* [INSTRUCTIONS TO FOLLOW]: Only the pictures are to be left out; return the rest of the data exactly as it stands.

* [RECORDED DATA]:
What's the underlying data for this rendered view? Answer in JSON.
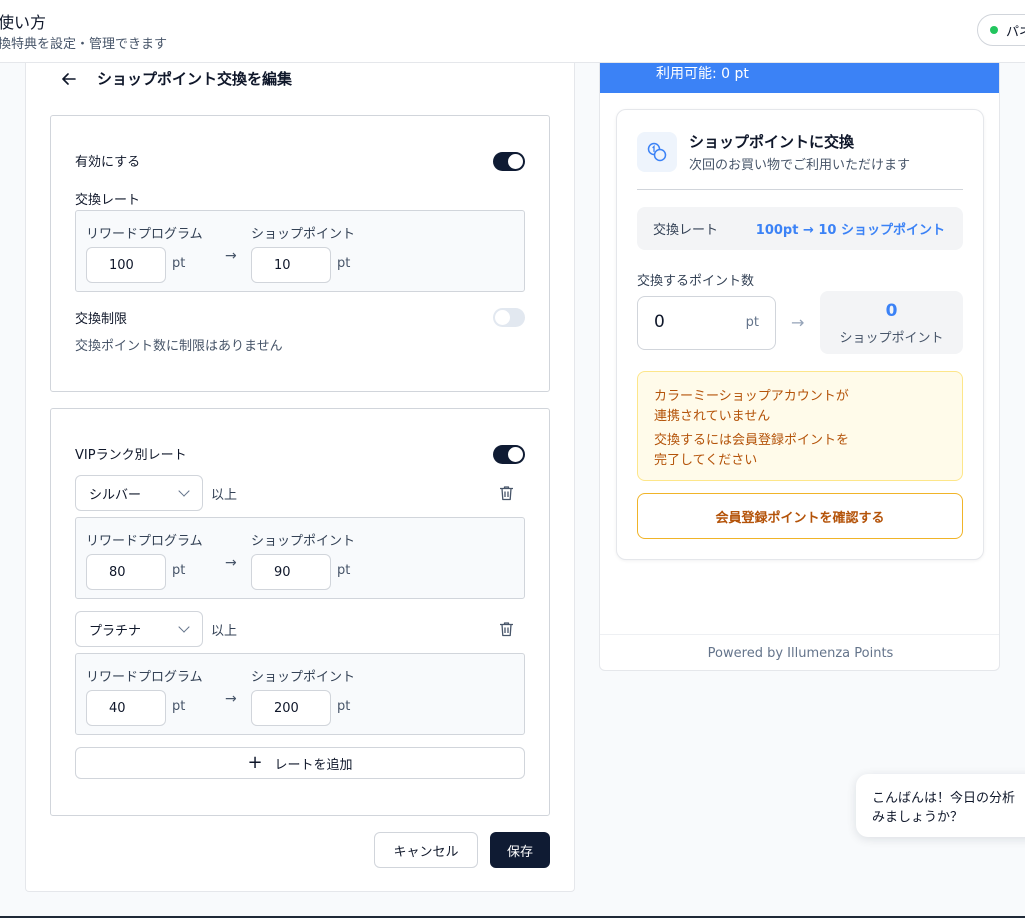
{
  "header": {
    "title": "使い方",
    "subtitle": "換特典を設定・管理できます",
    "status_label": "パネ",
    "status_color": "#22c55e"
  },
  "editor": {
    "title": "ショップポイント交換を編集",
    "enable_label": "有効にする",
    "enable_on": true,
    "rate_label": "交換レート",
    "rate": {
      "from_label": "リワードプログラム",
      "from_value": "100",
      "to_label": "ショップポイント",
      "to_value": "10",
      "unit": "pt"
    },
    "limit_label": "交換制限",
    "limit_on": false,
    "limit_desc": "交換ポイント数に制限はありません",
    "vip_label": "VIPランク別レート",
    "vip_on": true,
    "vip_rates": [
      {
        "rank": "シルバー",
        "suffix": "以上",
        "from_label": "リワードプログラム",
        "from_value": "80",
        "to_label": "ショップポイント",
        "to_value": "90",
        "unit": "pt"
      },
      {
        "rank": "プラチナ",
        "suffix": "以上",
        "from_label": "リワードプログラム",
        "from_value": "40",
        "to_label": "ショップポイント",
        "to_value": "200",
        "unit": "pt"
      }
    ],
    "add_rate_label": "レートを追加",
    "cancel_label": "キャンセル",
    "save_label": "保存"
  },
  "preview": {
    "available": "利用可能: 0 pt",
    "card_title": "ショップポイントに交換",
    "card_subtitle": "次回のお買い物でご利用いただけます",
    "rate_key": "交換レート",
    "rate_value": "100pt → 10 ショップポイント",
    "quantity_label": "交換するポイント数",
    "quantity_value": "0",
    "quantity_unit": "pt",
    "result_value": "0",
    "result_label": "ショップポイント",
    "warning_line1": "カラーミーショップアカウントが",
    "warning_line2": "連携されていません",
    "warning_line3": "交換するには会員登録ポイントを",
    "warning_line4": "完了してください",
    "confirm_label": "会員登録ポイントを確認する",
    "footer": "Powered by Illumenza Points",
    "accent_color": "#3b82f6"
  },
  "chat": {
    "line1": "こんばんは！今日の分析",
    "line2": "みましょうか？"
  }
}
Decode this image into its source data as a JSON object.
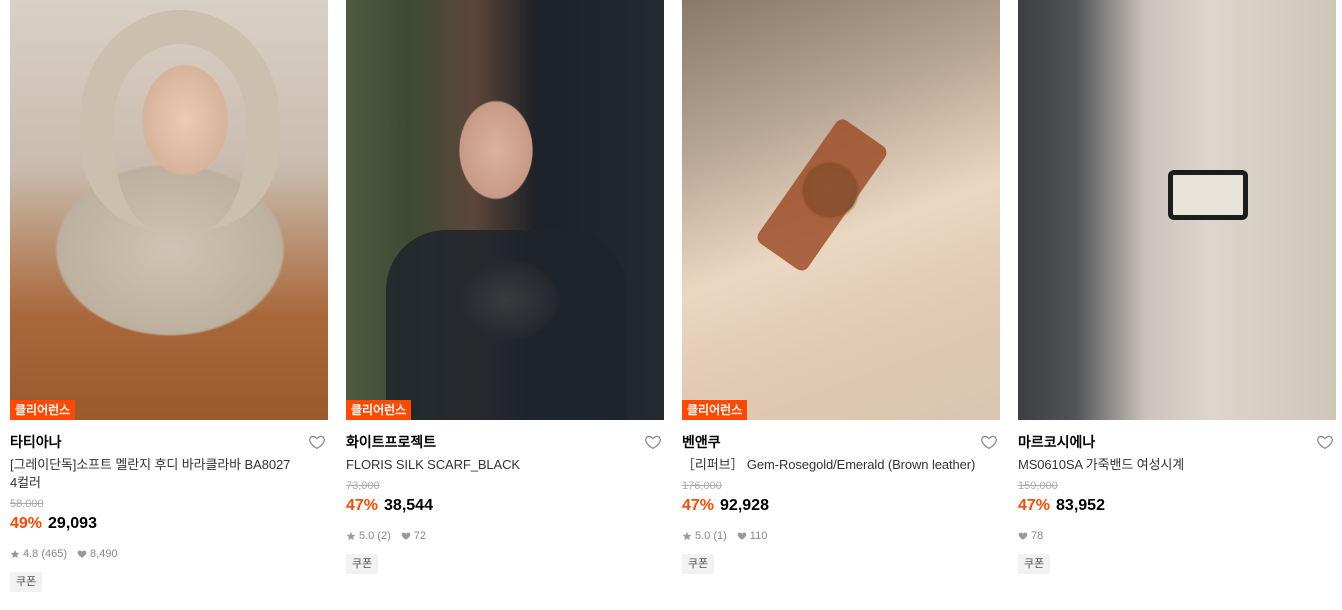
{
  "products": [
    {
      "badge": "클리어런스",
      "brand": "타티아나",
      "title_line1": "[그레이단독]소프트 멜란지 후디 바라클라바 BA8027",
      "title_line2": "4컬러",
      "original_price": "58,000",
      "discount": "49%",
      "price": "29,093",
      "rating": "4.8 (465)",
      "likes": "8,490",
      "coupon": "쿠폰"
    },
    {
      "badge": "클리어런스",
      "brand": "화이트프로젝트",
      "title_line1": "FLORIS SILK SCARF_BLACK",
      "title_line2": "",
      "original_price": "73,000",
      "discount": "47%",
      "price": "38,544",
      "rating": "5.0 (2)",
      "likes": "72",
      "coupon": "쿠폰"
    },
    {
      "badge": "클리어런스",
      "brand": "벤앤쿠",
      "title_line1": "［리퍼브］ Gem-Rosegold/Emerald (Brown leather)",
      "title_line2": "",
      "original_price": "176,000",
      "discount": "47%",
      "price": "92,928",
      "rating": "5.0 (1)",
      "likes": "110",
      "coupon": "쿠폰"
    },
    {
      "badge": "",
      "brand": "마르코시에나",
      "title_line1": "MS0610SA 가죽밴드 여성시계",
      "title_line2": "",
      "original_price": "159,000",
      "discount": "47%",
      "price": "83,952",
      "rating": "",
      "likes": "78",
      "coupon": "쿠폰"
    }
  ],
  "colors": {
    "accent": "#ff4800",
    "muted": "#888888"
  },
  "icons": {
    "wishlist": "heart-outline-icon",
    "rating": "star-icon",
    "likes": "heart-filled-icon"
  }
}
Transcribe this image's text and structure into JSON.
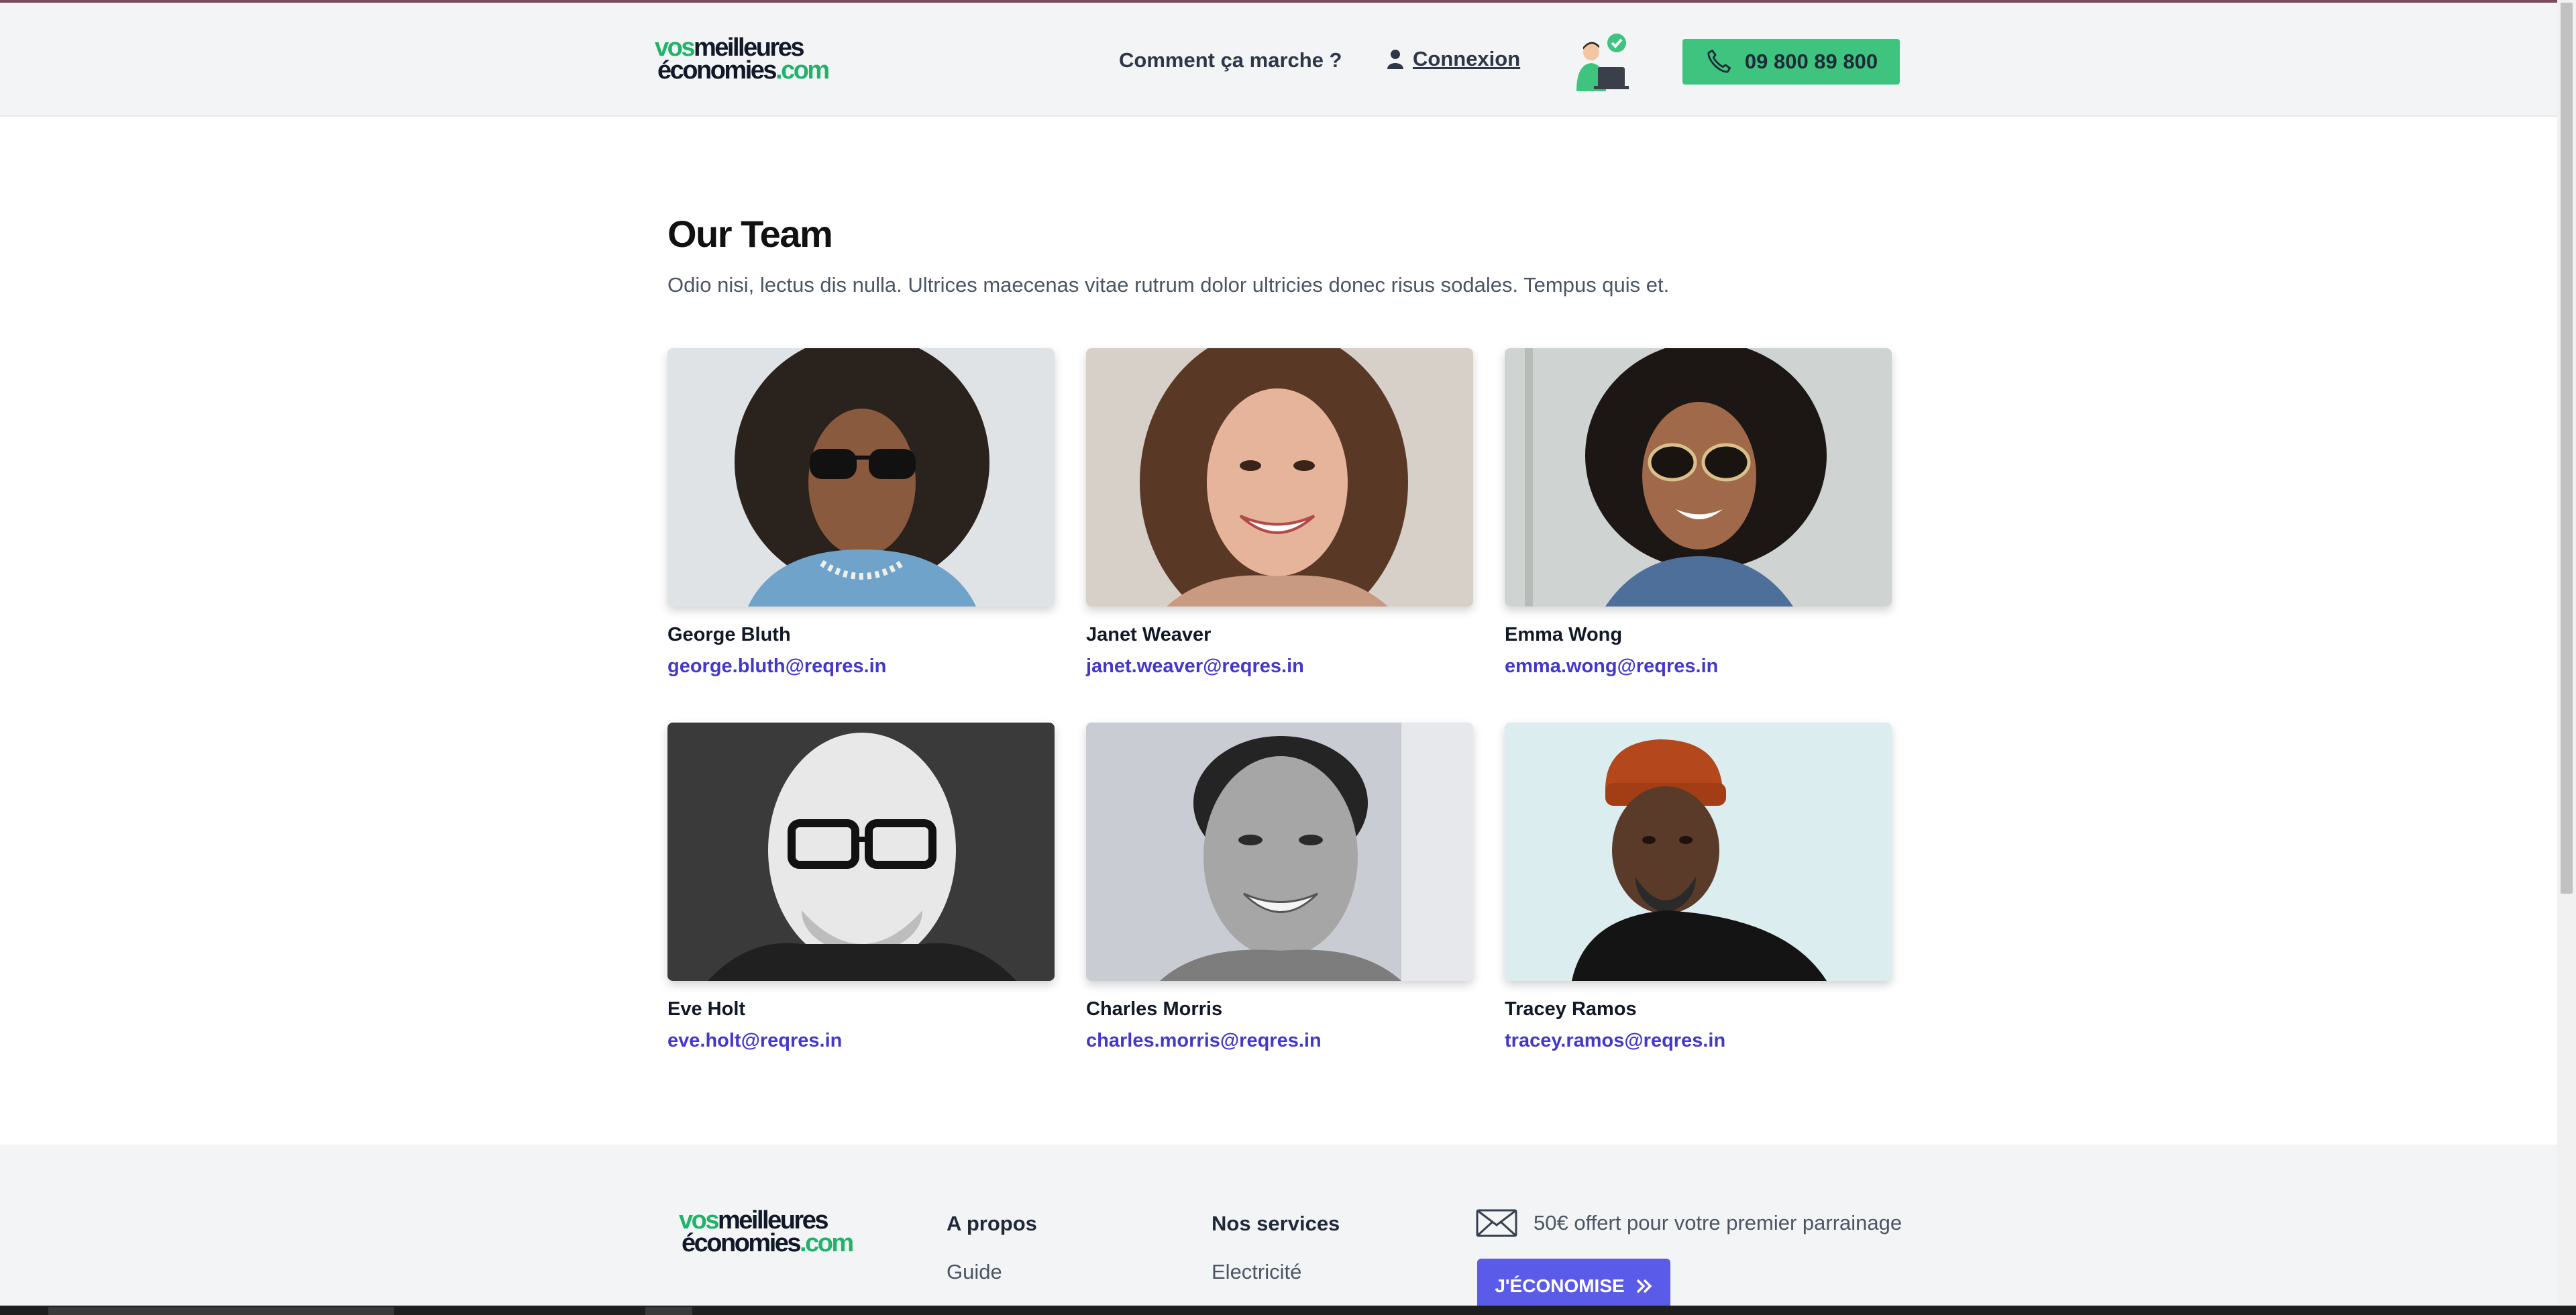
{
  "header": {
    "logo_part1": "vos",
    "logo_part2": "meilleures",
    "logo_part3": "économies",
    "logo_part4": ".com",
    "how_it_works": "Comment ça marche ?",
    "login": "Connexion",
    "phone": "09 800 89 800"
  },
  "main": {
    "title": "Our Team",
    "subtitle": "Odio nisi, lectus dis nulla. Ultrices maecenas vitae rutrum dolor ultricies donec risus sodales. Tempus quis et.",
    "team": [
      {
        "name": "George Bluth",
        "email": "george.bluth@reqres.in"
      },
      {
        "name": "Janet Weaver",
        "email": "janet.weaver@reqres.in"
      },
      {
        "name": "Emma Wong",
        "email": "emma.wong@reqres.in"
      },
      {
        "name": "Eve Holt",
        "email": "eve.holt@reqres.in"
      },
      {
        "name": "Charles Morris",
        "email": "charles.morris@reqres.in"
      },
      {
        "name": "Tracey Ramos",
        "email": "tracey.ramos@reqres.in"
      }
    ]
  },
  "footer": {
    "logo_part1": "vos",
    "logo_part2": "meilleures",
    "logo_part3": "économies",
    "logo_part4": ".com",
    "about_title": "A propos",
    "about_link": "Guide",
    "services_title": "Nos services",
    "services_link": "Electricité",
    "promo": "50€ offert pour votre premier parrainage",
    "cta": "J'ÉCONOMISE"
  },
  "colors": {
    "brand_green": "#22b36a",
    "phone_button": "#3ec47f",
    "email_link": "#4338ca",
    "cta_button": "#5b5bea"
  },
  "icons": [
    "user-icon",
    "phone-icon",
    "advisor-illustration",
    "envelope-icon",
    "double-chevron-right-icon"
  ]
}
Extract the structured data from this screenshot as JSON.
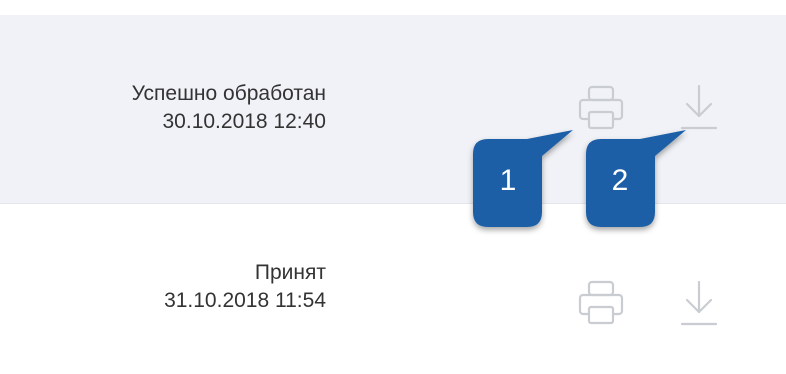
{
  "rows": [
    {
      "status": "Успешно обработан",
      "datetime": "30.10.2018 12:40"
    },
    {
      "status": "Принят",
      "datetime": "31.10.2018 11:54"
    }
  ],
  "icons": {
    "print": "printer-icon",
    "download": "download-icon"
  },
  "callouts": [
    {
      "number": "1"
    },
    {
      "number": "2"
    }
  ],
  "colors": {
    "row_highlight": "#f0f2f7",
    "icon_gray": "#c9ccd1",
    "callout_blue": "#1d5fa6"
  }
}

* [REPLY TO THE TASK]:
What's the underlying data for this rendered view? Answer in JSON.
{
  "header": {
    "title": "使い方",
    "subtitle": "換特典を設定・管理できます",
    "status_label": "パネ",
    "status_color": "#22c55e"
  },
  "editor": {
    "title": "ショップポイント交換を編集",
    "enable_label": "有効にする",
    "enable_on": true,
    "rate_label": "交換レート",
    "rate": {
      "from_label": "リワードプログラム",
      "from_value": "100",
      "to_label": "ショップポイント",
      "to_value": "10",
      "unit": "pt"
    },
    "limit_label": "交換制限",
    "limit_on": false,
    "limit_desc": "交換ポイント数に制限はありません",
    "vip_label": "VIPランク別レート",
    "vip_on": true,
    "vip_rates": [
      {
        "rank": "シルバー",
        "suffix": "以上",
        "from_label": "リワードプログラム",
        "from_value": "80",
        "to_label": "ショップポイント",
        "to_value": "90",
        "unit": "pt"
      },
      {
        "rank": "プラチナ",
        "suffix": "以上",
        "from_label": "リワードプログラム",
        "from_value": "40",
        "to_label": "ショップポイント",
        "to_value": "200",
        "unit": "pt"
      }
    ],
    "add_rate_label": "レートを追加",
    "cancel_label": "キャンセル",
    "save_label": "保存"
  },
  "preview": {
    "available": "利用可能: 0 pt",
    "card_title": "ショップポイントに交換",
    "card_subtitle": "次回のお買い物でご利用いただけます",
    "rate_key": "交換レート",
    "rate_value": "100pt → 10 ショップポイント",
    "quantity_label": "交換するポイント数",
    "quantity_value": "0",
    "quantity_unit": "pt",
    "result_value": "0",
    "result_label": "ショップポイント",
    "warning_line1": "カラーミーショップアカウントが",
    "warning_line2": "連携されていません",
    "warning_line3": "交換するには会員登録ポイントを",
    "warning_line4": "完了してください",
    "confirm_label": "会員登録ポイントを確認する",
    "footer": "Powered by Illumenza Points",
    "accent_color": "#3b82f6"
  },
  "chat": {
    "line1": "こんばんは！今日の分析",
    "line2": "みましょうか？"
  }
}
Decode this image into its source data as a JSON object.
{
  "products": [
    {
      "badge": "클리어런스",
      "brand": "타티아나",
      "title_line1": "[그레이단독]소프트 멜란지 후디 바라클라바 BA8027",
      "title_line2": "4컬러",
      "original_price": "58,000",
      "discount": "49%",
      "price": "29,093",
      "rating": "4.8 (465)",
      "likes": "8,490",
      "coupon": "쿠폰"
    },
    {
      "badge": "클리어런스",
      "brand": "화이트프로젝트",
      "title_line1": "FLORIS SILK SCARF_BLACK",
      "title_line2": "",
      "original_price": "73,000",
      "discount": "47%",
      "price": "38,544",
      "rating": "5.0 (2)",
      "likes": "72",
      "coupon": "쿠폰"
    },
    {
      "badge": "클리어런스",
      "brand": "벤앤쿠",
      "title_line1": "［리퍼브］ Gem-Rosegold/Emerald (Brown leather)",
      "title_line2": "",
      "original_price": "176,000",
      "discount": "47%",
      "price": "92,928",
      "rating": "5.0 (1)",
      "likes": "110",
      "coupon": "쿠폰"
    },
    {
      "badge": "",
      "brand": "마르코시에나",
      "title_line1": "MS0610SA 가죽밴드 여성시계",
      "title_line2": "",
      "original_price": "159,000",
      "discount": "47%",
      "price": "83,952",
      "rating": "",
      "likes": "78",
      "coupon": "쿠폰"
    }
  ],
  "colors": {
    "accent": "#ff4800",
    "muted": "#888888"
  },
  "icons": {
    "wishlist": "heart-outline-icon",
    "rating": "star-icon",
    "likes": "heart-filled-icon"
  }
}
Transcribe this image's text and structure into JSON.
{
  "header": {
    "logo_part1": "vos",
    "logo_part2": "meilleures",
    "logo_part3": "économies",
    "logo_part4": ".com",
    "how_it_works": "Comment ça marche ?",
    "login": "Connexion",
    "phone": "09 800 89 800"
  },
  "main": {
    "title": "Our Team",
    "subtitle": "Odio nisi, lectus dis nulla. Ultrices maecenas vitae rutrum dolor ultricies donec risus sodales. Tempus quis et.",
    "team": [
      {
        "name": "George Bluth",
        "email": "george.bluth@reqres.in"
      },
      {
        "name": "Janet Weaver",
        "email": "janet.weaver@reqres.in"
      },
      {
        "name": "Emma Wong",
        "email": "emma.wong@reqres.in"
      },
      {
        "name": "Eve Holt",
        "email": "eve.holt@reqres.in"
      },
      {
        "name": "Charles Morris",
        "email": "charles.morris@reqres.in"
      },
      {
        "name": "Tracey Ramos",
        "email": "tracey.ramos@reqres.in"
      }
    ]
  },
  "footer": {
    "logo_part1": "vos",
    "logo_part2": "meilleures",
    "logo_part3": "économies",
    "logo_part4": ".com",
    "about_title": "A propos",
    "about_link": "Guide",
    "services_title": "Nos services",
    "services_link": "Electricité",
    "promo": "50€ offert pour votre premier parrainage",
    "cta": "J'ÉCONOMISE"
  },
  "colors": {
    "brand_green": "#22b36a",
    "phone_button": "#3ec47f",
    "email_link": "#4338ca",
    "cta_button": "#5b5bea"
  },
  "icons": [
    "user-icon",
    "phone-icon",
    "advisor-illustration",
    "envelope-icon",
    "double-chevron-right-icon"
  ]
}
Extract the structured data from this screenshot as JSON.
{
  "rows": [
    {
      "status": "Успешно обработан",
      "datetime": "30.10.2018 12:40"
    },
    {
      "status": "Принят",
      "datetime": "31.10.2018 11:54"
    }
  ],
  "icons": {
    "print": "printer-icon",
    "download": "download-icon"
  },
  "callouts": [
    {
      "number": "1"
    },
    {
      "number": "2"
    }
  ],
  "colors": {
    "row_highlight": "#f0f2f7",
    "icon_gray": "#c9ccd1",
    "callout_blue": "#1d5fa6"
  }
}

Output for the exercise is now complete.